What’s Harry Potter’s favourite song? What would Marianne Dashwood like for her birthday? How would Jon Snow act at a party?
It’s not enough to just know your character’s back story and what they’re going to do next. To create truly believable and complex characters, you need to know their hopes, their fears and that secret they’ve never told anyone. You need to know how they’d react in any situation. Even if you took them out of the world of your book and put them in someone else’s.
Real people are rarely just good or bad, so why should the people in your book be? All of the most interesting characters have different sides to them. Villains don’t have to be purely evil, they can be vulnerable, misunderstood and temperamental, you name it. I only need two words to make my point: Severus Snape.
And to stay on the Harry Potter thought train, even the baddest villain of them all isn’t a cliché. Sure, Voldemort’s completely evil but that’s not his only defining characteristic. For most of the series, he’s physically weak. He’s insecure, not just about his family and his beginnings, but that another wizard out there could actually destroy him. He can be scared, power hungry, impatient and arrogant as hell all over the course of a few chapters. Brilliant characters reveal themselves to us over time, they change, they adapt and sometimes even discover new parts of their personality throughout the story.
And I know other readers will have their own interpretations of my favourite characters. That’s the great thing about wonderfully crafted characters – they have so many different sides to them that you can explore.
How to create complex book characters
So how do you get in on it then? It just takes some prep and a lot of imagination. Ready?
1) Start simple – describe your main characters in three words. And try to stay away from physical attributes. So if I was going to describe Jane Bennett from Pride and Prejudice, I wouldn’t just say ‘beautiful, fair and slim’, I’d go for ‘kind, loyal and beautiful’. Because, although her beauty is a defining characteristic and commented upon throughout the book, she is much more than just a pretty face.
2) List their strengths and weaknesses. This is how you find their comfort zone. Because how else are you going to push them out of it? You can use their strengths to define them and how they approach things, and use their weaknesses to help create the jeopardy throughout your novel and give them obstacles to overcome.
3) Explore their motivations. Every single action needs to have a reason. It’s not enough for your character to just go into the woods because you want them to, they need to have a motive for going there. Perhaps they’re going to save their best friend? Maybe they’re longing for some adventure or it could be they’re feeling reckless and want to get into danger? Think of the absolute main thing your character wants in the whole world. It’s important to know this, as you’re going to put everything in their way of getting it throughout the story. After you have this key motivation, you can add a few other goals that help make them who they are.

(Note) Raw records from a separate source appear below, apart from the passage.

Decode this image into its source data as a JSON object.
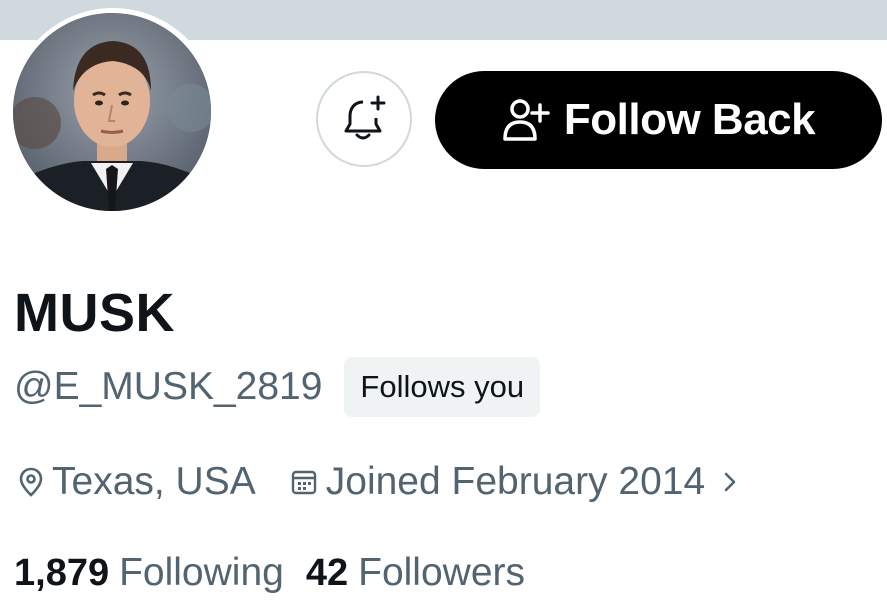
{
  "profile": {
    "display_name": "MUSK",
    "handle": "@E_MUSK_2819",
    "follows_you_badge": "Follows you",
    "location": "Texas, USA",
    "joined": "Joined February 2014",
    "stats": {
      "following_count": "1,879",
      "following_label": "Following",
      "followers_count": "42",
      "followers_label": "Followers"
    }
  },
  "actions": {
    "notify_icon": "bell-plus-icon",
    "follow_back_label": "Follow Back",
    "follow_back_icon": "person-plus-icon"
  },
  "icons": {
    "location": "location-pin-icon",
    "joined": "calendar-icon",
    "joined_chevron": "chevron-right-icon"
  },
  "colors": {
    "banner": "#cfd9de",
    "primary_text": "#0f1419",
    "secondary_text": "#536471",
    "button_black": "#000000",
    "badge_bg": "#eff3f4"
  }
}
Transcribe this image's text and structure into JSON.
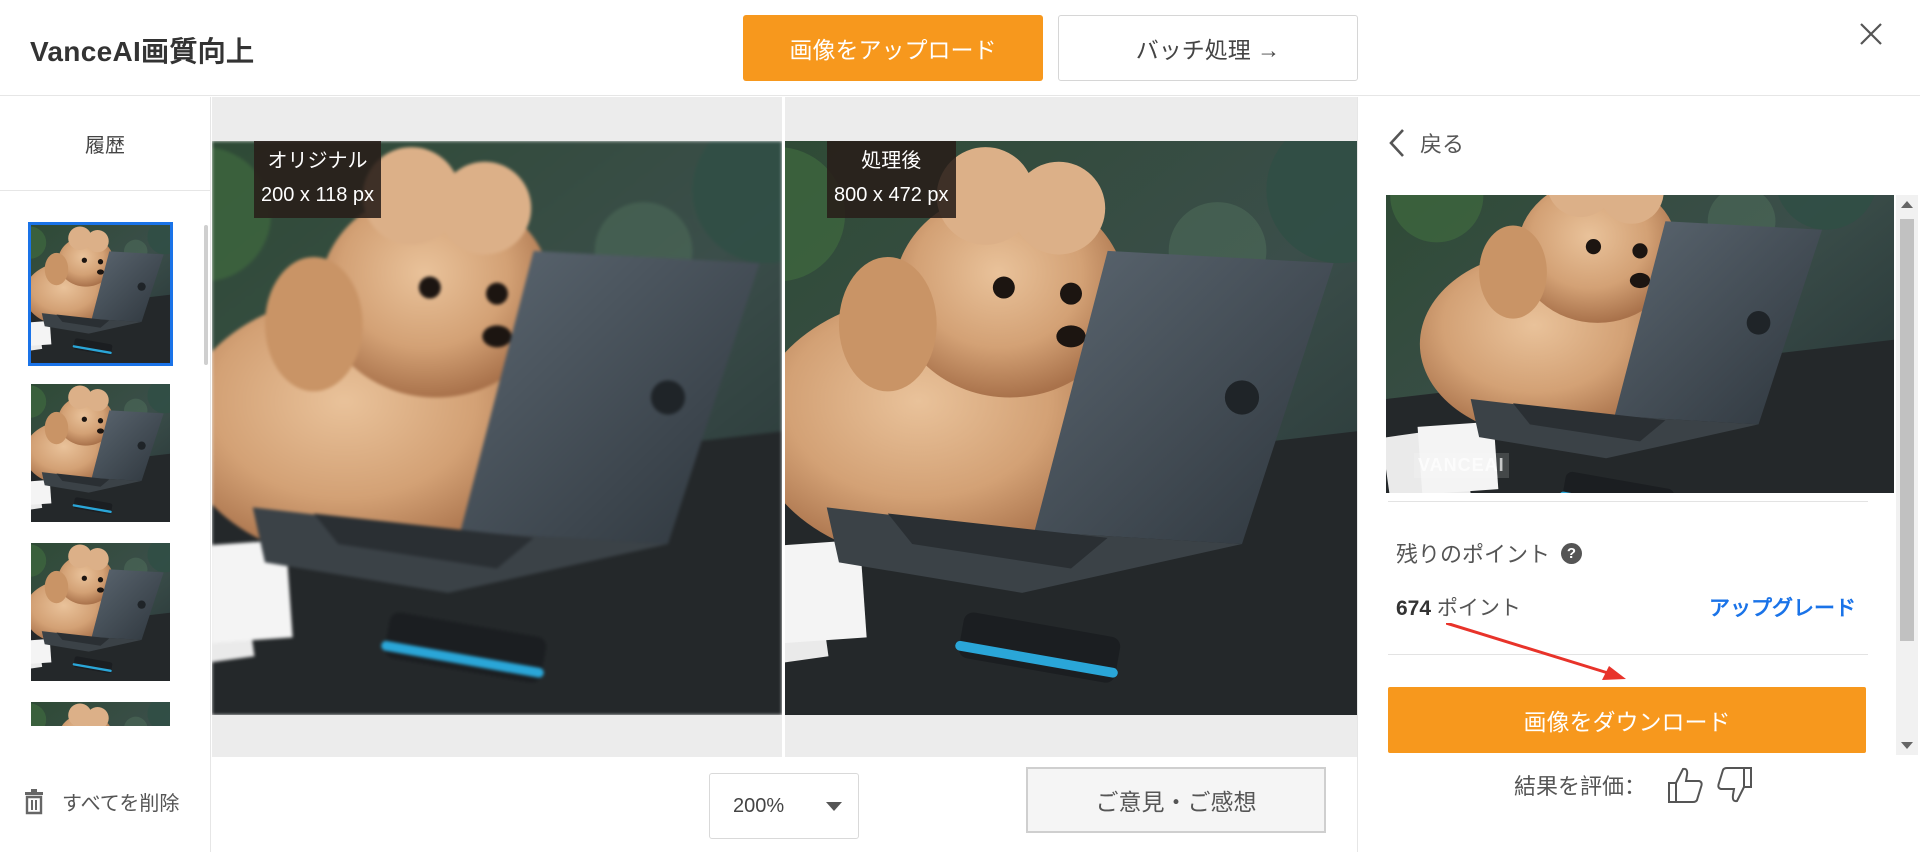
{
  "header": {
    "brand": "VanceAI画質向上",
    "upload_label": "画像をアップロード",
    "batch_label": "バッチ処理 →"
  },
  "sidebar": {
    "title": "履歴",
    "delete_all_label": "すべてを削除"
  },
  "compare": {
    "original": {
      "label": "オリジナル",
      "size": "200 x 118 px"
    },
    "processed": {
      "label": "処理後",
      "size": "800 x 472 px"
    }
  },
  "zoom": {
    "value": "200%"
  },
  "feedback_label": "ご意見・ご感想",
  "right_panel": {
    "back_label": "戻る",
    "watermark": "VANCEAI",
    "points_label": "残りのポイント",
    "points_value": "674",
    "points_unit": " ポイント",
    "upgrade_label": "アップグレード",
    "download_label": "画像をダウンロード",
    "rate_label": "結果を評価："
  },
  "colors": {
    "accent": "#f7981d",
    "link": "#1a73e8",
    "annotation_arrow": "#e8332a"
  }
}
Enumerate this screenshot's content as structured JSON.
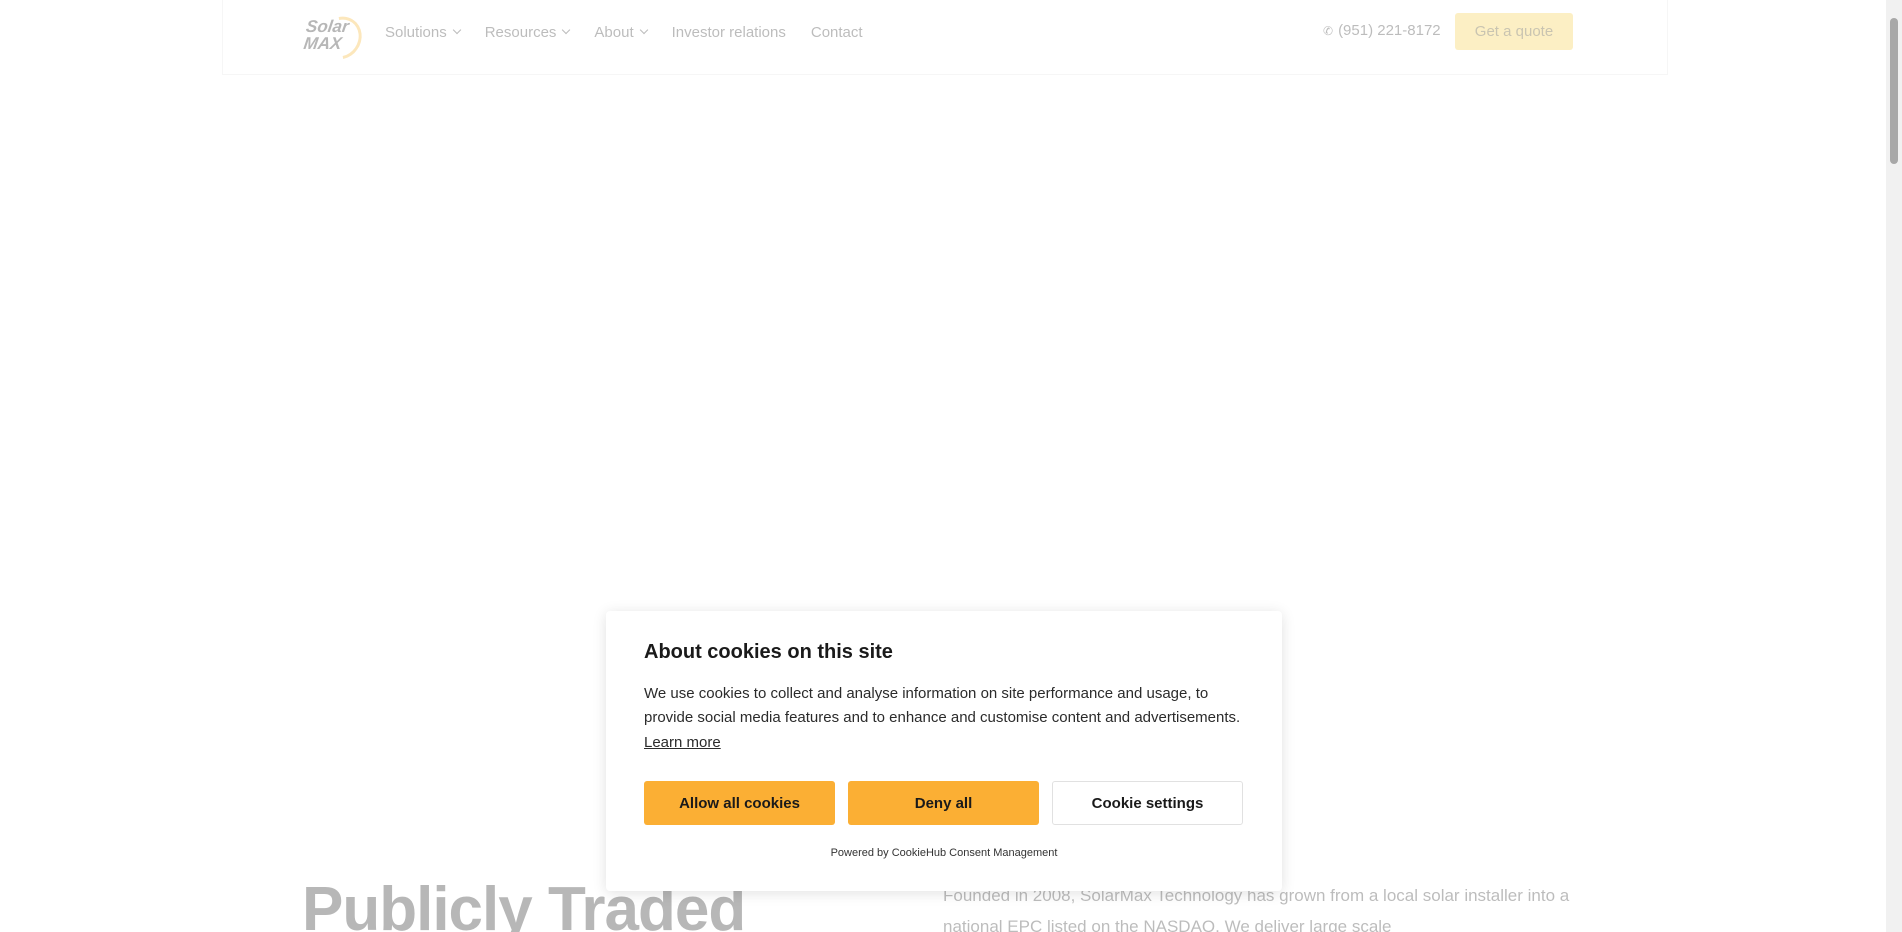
{
  "header": {
    "logo_text": "Solar MAX",
    "nav": [
      {
        "label": "Solutions",
        "has_dropdown": true
      },
      {
        "label": "Resources",
        "has_dropdown": true
      },
      {
        "label": "About",
        "has_dropdown": true
      },
      {
        "label": "Investor relations",
        "has_dropdown": false
      },
      {
        "label": "Contact",
        "has_dropdown": false
      }
    ],
    "phone": "(951) 221-8172",
    "cta_label": "Get a quote"
  },
  "hero": {
    "title": "Publicly Traded",
    "paragraph": "Founded in 2008, SolarMax Technology has grown from a local solar installer into a national EPC listed on the NASDAQ. We deliver large scale"
  },
  "cookie_dialog": {
    "title": "About cookies on this site",
    "text": "We use cookies to collect and analyse information on site performance and usage, to provide social media features and to enhance and customise content and advertisements.",
    "learn_more": "Learn more",
    "allow_label": "Allow all cookies",
    "deny_label": "Deny all",
    "settings_label": "Cookie settings",
    "powered_by": "Powered by CookieHub Consent Management"
  },
  "colors": {
    "accent": "#fbaf34",
    "cta": "#f7d04a"
  }
}
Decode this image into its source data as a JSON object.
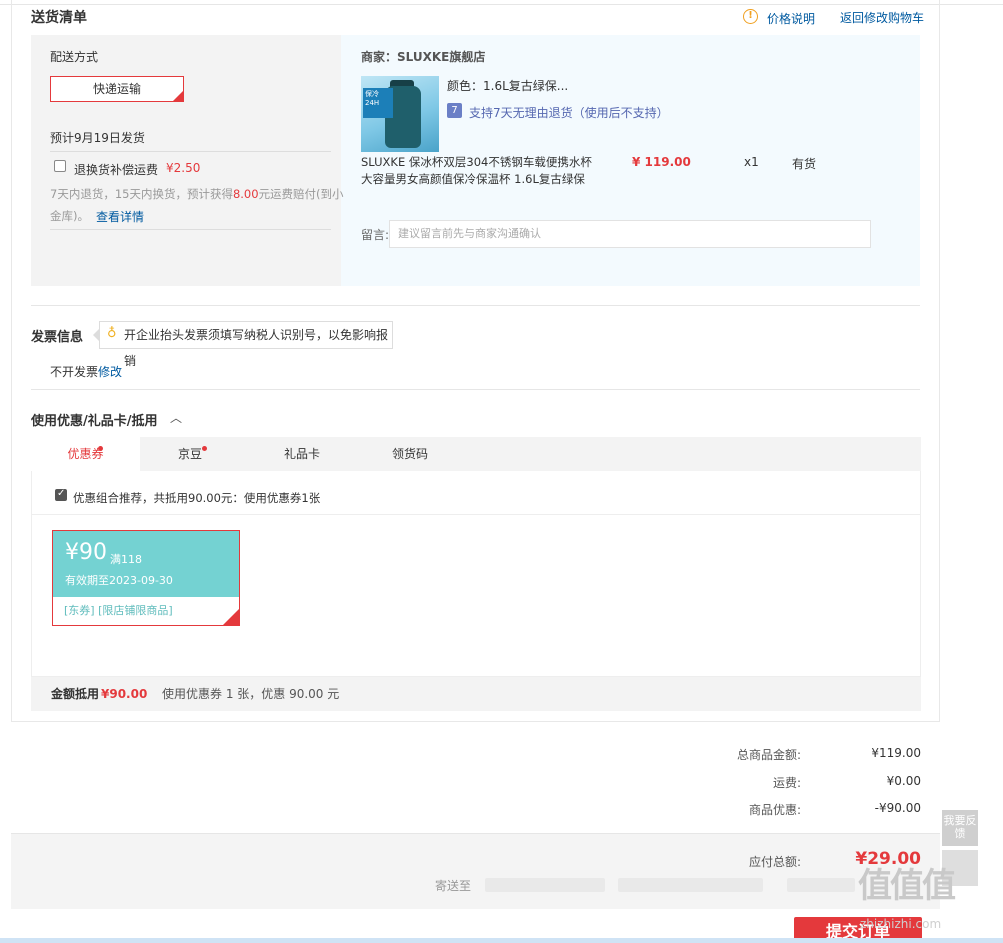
{
  "header": {
    "title": "送货清单",
    "price_note_label": "价格说明",
    "back_cart_label": "返回修改购物车"
  },
  "shipping": {
    "method_label": "配送方式",
    "method_button": "快递运输",
    "eta": "预计9月19日发货",
    "return_insurance_label": "退换货补偿运费",
    "return_insurance_price": "¥2.50",
    "return_note_pre": "7天内退货，15天内换货，预计获得",
    "return_note_amount": "8.00",
    "return_note_post": "元运费赔付(到小",
    "return_note_line2": "金库)。",
    "view_detail": "查看详情"
  },
  "seller": {
    "label": "商家：SLUXKE旗舰店",
    "product": {
      "color": "颜色：1.6L复古绿保...",
      "return_policy": "支持7天无理由退货（使用后不支持）",
      "return_icon": "7",
      "name_line1": "SLUXKE 保冰杯双层304不锈钢车载便携水杯",
      "name_line2": "大容量男女高颜值保冷保温杯 1.6L复古绿保",
      "price": "¥ 119.00",
      "qty": "x1",
      "stock": "有货",
      "image_badge": "保冷24H"
    },
    "message_label": "留言:",
    "message_placeholder": "建议留言前先与商家沟通确认"
  },
  "invoice": {
    "title": "发票信息",
    "tip": "开企业抬头发票须填写纳税人识别号，以免影响报销",
    "status": "不开发票",
    "edit": "修改"
  },
  "discount": {
    "title": "使用优惠/礼品卡/抵用",
    "tabs": [
      {
        "label": "优惠券",
        "dot": true
      },
      {
        "label": "京豆",
        "dot": true
      },
      {
        "label": "礼品卡",
        "dot": false
      },
      {
        "label": "领货码",
        "dot": false
      }
    ],
    "recommend": "优惠组合推荐，共抵用90.00元：使用优惠券1张",
    "coupon": {
      "amount": "¥90",
      "condition": "满118",
      "validity": "有效期至2023-09-30",
      "tags": "[东券] [限店铺限商品]"
    },
    "summary_label": "金额抵用",
    "summary_amount": "¥90.00",
    "summary_detail": "使用优惠券 1 张，优惠 90.00 元"
  },
  "totals": {
    "items_label": "总商品金额:",
    "items_value": "¥119.00",
    "freight_label": "运费:",
    "freight_value": "¥0.00",
    "discount_label": "商品优惠:",
    "discount_value": "-¥90.00",
    "payable_label": "应付总额:",
    "payable_value": "¥29.00",
    "ship_to_label": "寄送至",
    "submit": "提交订单"
  },
  "feedback": "我要反馈",
  "watermark": "值值值",
  "watermark_url": "zhizhizhi.com",
  "colors": {
    "accent_red": "#e4393c",
    "link_blue": "#005aa0",
    "coupon_teal": "#74d2d2"
  }
}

4) Describe them – in their own words. It’s important to have a well-rounded view of your character and how they interact with people, but it’s also important to know how they think of themselves and how they’d describe themselves to others. Imagine your character introducing themselves to someone new, to someone they want to impress, and to someone they don’t like. Then imagine how their best friend, their mother and their rival would describe them too. Think of Bridget Jones for example – you might describe her as funny, impulsive and hapless, but she might prefer to think of herself as optimistic, caring and independent. It’s all about perspective.
5) Interview them. It’s time to go a bit further to build your character’s background.What are they most proud of? Who are their heroes? What’s their proudest achievement? Once you’ve got all of the basics down you can random interview questions to delve a bit deeper into their beliefs, who they are and what they want from the world.
6) Map out their personality. By now you should know almost everything about your character – from how they think, to what they want and how they see themselves. I’m really interested in personality tests and how they can make us face up to some of those traits we’re not so proud of. So for this step, take a personality test as your character (I use Myers Briggs and am apparently a walking-contradiction of an INFJ). Answer it as them, not you. You’ll then have a profile to help better describe them and how they will interact with other personality types. And if you need to write some new characters from scratch, exploring the different personality types can be a good starting point to start building a more believable group of diverse personalities.
Happy writing everyone!
What other character-driven writing exercises are you a fan of? Do you usually map your characters out before you start, or do you jump in and see where they take you?